Overview

Tactical Aim: 
Human Right: 
Country or Region: 
Organization: 
Program for Appropriate Technology in Health (PATH)/Maendelo Ya Wanawake

The NGO PATH (Program for Appropriate Technology in Health) and Maendeleo Ya Wanawake, Kenya's largest women's organization, have collaborated to offer alternatives to Female Genital Mutilation. They combine community education for young girls and parents with alternative rites of passage that preserve many traditional aspects of the coming-of-age ritual, while prohibiting physical harm to girls.

In recent years the practice of Female Genital Mutilation (FGM), endemic in Africa and surviving in many transplanted immigrant communities, has been a focus of international discussion and condemnation by medical and human rights organizations worldwide. If women in nations where FGM is practiced hope to make gains in the area of women's rights, it is essential that they learn there are alternatives. However, eradicating FGM is proving to be a more tenacious challenge than external pressure can achieve. This tactic is a response to objections often raised by communities claiming that the West does not understand the cultural significance of a practice, rooted in centuries of tradition, which marks a girl's transition into adulthood.

The program began in August 1996 with an aggressive, yet sensitive approach to community education in the Masai community. Kenyan women, many of whom had experienced the procedure themselves as children, spoke to schoolgirls and frankly informed them of FGM’s physical effects. At the same time, parents of young girls were approached by educators with a different angle: discussing the effect of FGM on their daughters’ economic future (typically, a girl drops out of school following FGM and is married, with little personal earning power).

The alternative, non-FGM centered coming of age ritual preserves many of the traditional features of the old version—seclusion, family life education, celebration and gift giving. Thus, parents and their daughters are able to choose to honor cultural traditions without sacrificing their rights to health and economic opportunity. From an initial class of 28 girls participating in a week-long ceremony, the program has grown considerably: by late 1998, more than 1,100 girls had 'graduated' in a dozen ceremonies in several communities. The program has achieved success in that none of the girls who have 'graduated' have given into societal pressure to be circumcised.
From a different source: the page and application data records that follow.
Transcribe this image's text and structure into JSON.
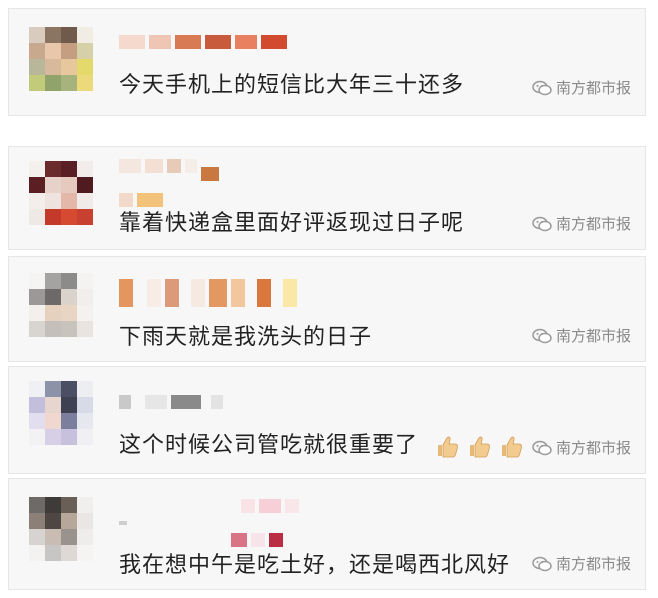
{
  "watermark": {
    "label": "南方都市报"
  },
  "comments": [
    {
      "text": "今天手机上的短信比大年三十还多"
    },
    {
      "text": "靠着快递盒里面好评返现过日子呢"
    },
    {
      "text": "下雨天就是我洗头的日子"
    },
    {
      "text": "这个时候公司管吃就很重要了",
      "emoji": "thumbs-up x3"
    },
    {
      "text": "我在想中午是吃土好，还是喝西北风好"
    }
  ],
  "colors": {
    "card_background": "#f7f7f7",
    "card_border": "#e6e6e6",
    "text": "#222222",
    "watermark": "#8a8a8a"
  }
}
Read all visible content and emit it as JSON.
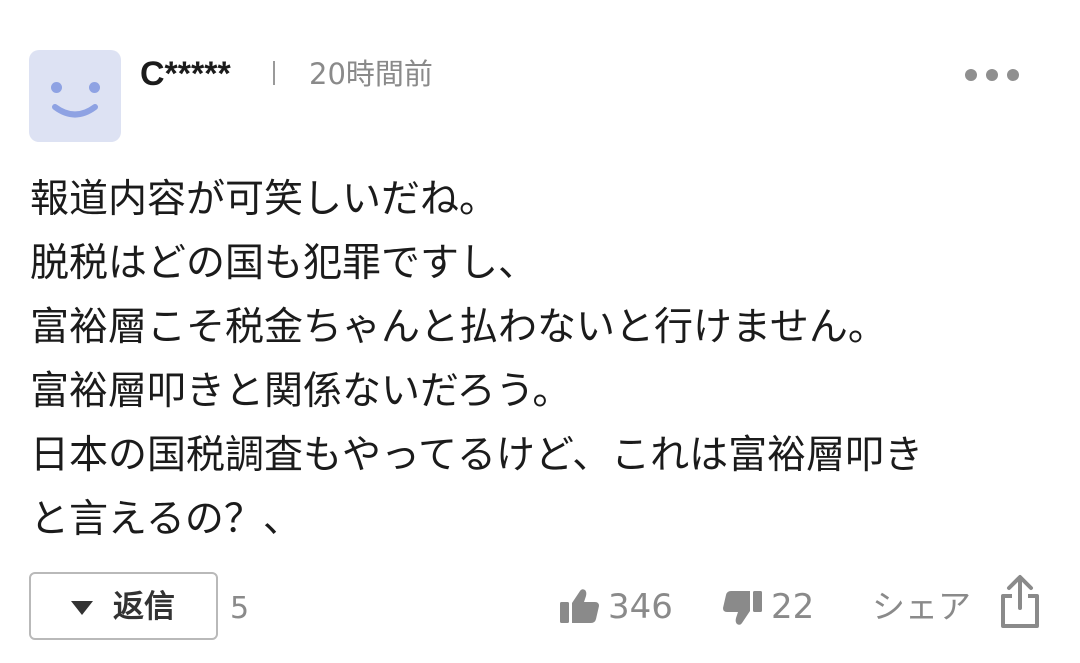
{
  "comment": {
    "username": "C*****",
    "separator": "|",
    "timestamp": "20時間前",
    "body_lines": [
      "報道内容が可笑しいだね。",
      "脱税はどの国も犯罪ですし、",
      "富裕層こそ税金ちゃんと払わないと行けません。",
      "富裕層叩きと関係ないだろう。",
      "日本の国税調査もやってるけど、これは富裕層叩き",
      "と言えるの？、"
    ],
    "icons": {
      "avatar": "smiley-avatar",
      "more": "more-dots-icon",
      "like": "thumbs-up-icon",
      "dislike": "thumbs-down-icon",
      "share": "share-icon",
      "reply_toggle": "triangle-down-icon"
    }
  },
  "actions": {
    "reply_label": "返信",
    "reply_count": "5",
    "like_count": "346",
    "dislike_count": "22",
    "share_label": "シェア"
  },
  "colors": {
    "avatar_bg": "#dde2f3",
    "avatar_face": "#8ea2e3",
    "muted_text": "#8a8a8a",
    "body_text": "#1b1b1b"
  }
}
This educational tactic has potential for impact far beyond the African continent. FGM has also become an important issue in Australia, the UK, Canada, France and the United States due to the continuation of the practice by immigrants from countries where FGM is common. These nations can learn how to deal with the issue of FGM in a way that is sensitive to the immigrants' native culture, but which protects the interests of young women.

 

New Tactics in Human Rights does not advocate for or endorse specific tactics, policies or issues.
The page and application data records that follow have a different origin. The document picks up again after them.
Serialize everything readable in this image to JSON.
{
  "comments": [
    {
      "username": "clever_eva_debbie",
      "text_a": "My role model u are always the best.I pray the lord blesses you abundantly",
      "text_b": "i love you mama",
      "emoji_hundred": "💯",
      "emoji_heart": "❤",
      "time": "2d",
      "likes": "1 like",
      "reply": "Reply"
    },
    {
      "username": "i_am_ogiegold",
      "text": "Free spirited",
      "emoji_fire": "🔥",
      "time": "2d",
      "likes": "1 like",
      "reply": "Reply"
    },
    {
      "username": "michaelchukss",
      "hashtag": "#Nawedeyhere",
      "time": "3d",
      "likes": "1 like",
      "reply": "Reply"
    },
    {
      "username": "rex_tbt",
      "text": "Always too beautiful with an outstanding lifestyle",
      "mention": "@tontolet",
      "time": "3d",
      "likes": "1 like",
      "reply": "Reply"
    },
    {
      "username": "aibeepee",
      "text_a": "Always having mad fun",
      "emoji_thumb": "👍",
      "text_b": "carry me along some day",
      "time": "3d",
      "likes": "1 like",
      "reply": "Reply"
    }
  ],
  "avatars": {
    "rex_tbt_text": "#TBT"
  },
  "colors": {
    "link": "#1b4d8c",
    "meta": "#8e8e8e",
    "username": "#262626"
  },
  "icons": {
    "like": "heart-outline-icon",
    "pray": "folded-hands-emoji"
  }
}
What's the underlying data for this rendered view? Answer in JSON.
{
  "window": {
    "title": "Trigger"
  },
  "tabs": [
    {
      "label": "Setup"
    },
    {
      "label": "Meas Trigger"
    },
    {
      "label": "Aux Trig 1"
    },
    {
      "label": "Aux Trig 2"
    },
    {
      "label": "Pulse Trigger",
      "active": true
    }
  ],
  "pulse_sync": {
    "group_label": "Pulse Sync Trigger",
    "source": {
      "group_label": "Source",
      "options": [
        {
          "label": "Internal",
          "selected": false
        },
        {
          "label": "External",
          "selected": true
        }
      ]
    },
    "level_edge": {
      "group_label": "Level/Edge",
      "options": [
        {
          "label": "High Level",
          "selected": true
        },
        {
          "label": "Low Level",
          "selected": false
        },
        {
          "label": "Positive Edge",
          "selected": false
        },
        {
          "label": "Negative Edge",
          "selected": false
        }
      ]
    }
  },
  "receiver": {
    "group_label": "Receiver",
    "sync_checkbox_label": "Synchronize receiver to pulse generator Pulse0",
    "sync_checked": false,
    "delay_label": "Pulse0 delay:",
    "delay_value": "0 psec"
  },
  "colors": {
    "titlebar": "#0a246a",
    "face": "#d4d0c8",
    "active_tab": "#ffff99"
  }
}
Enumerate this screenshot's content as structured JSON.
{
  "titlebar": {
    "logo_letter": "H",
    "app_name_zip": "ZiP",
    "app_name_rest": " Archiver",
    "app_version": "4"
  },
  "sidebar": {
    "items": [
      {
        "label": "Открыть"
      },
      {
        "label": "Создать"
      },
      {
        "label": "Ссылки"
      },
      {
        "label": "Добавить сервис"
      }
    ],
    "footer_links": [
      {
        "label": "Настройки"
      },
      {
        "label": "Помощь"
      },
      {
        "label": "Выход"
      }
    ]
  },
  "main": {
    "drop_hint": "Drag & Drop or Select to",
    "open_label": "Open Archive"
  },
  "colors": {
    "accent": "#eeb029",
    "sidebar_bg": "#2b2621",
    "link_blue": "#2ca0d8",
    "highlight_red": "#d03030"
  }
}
What we can learn from this tactic: 

In recent years the practice of Female Genital Mutilation (FGM), endemic in Africa and surviving in many transplanted immigrant communities, has been a focus of international discussion and condemnation by medical and human rights organizations worldwide. If women in nations where FGM is practiced hope to make gains in the area of women's rights, it is essential that they learn there are alternatives. However, eradicating FGM is proving to be a more tenacious challenge than external pressure can achieve. This tactic is a response to objections often raised by communities claiming that the West does not understand the cultural significance of a practice, rooted in centuries of tradition, which marks a girl's transition into adulthood.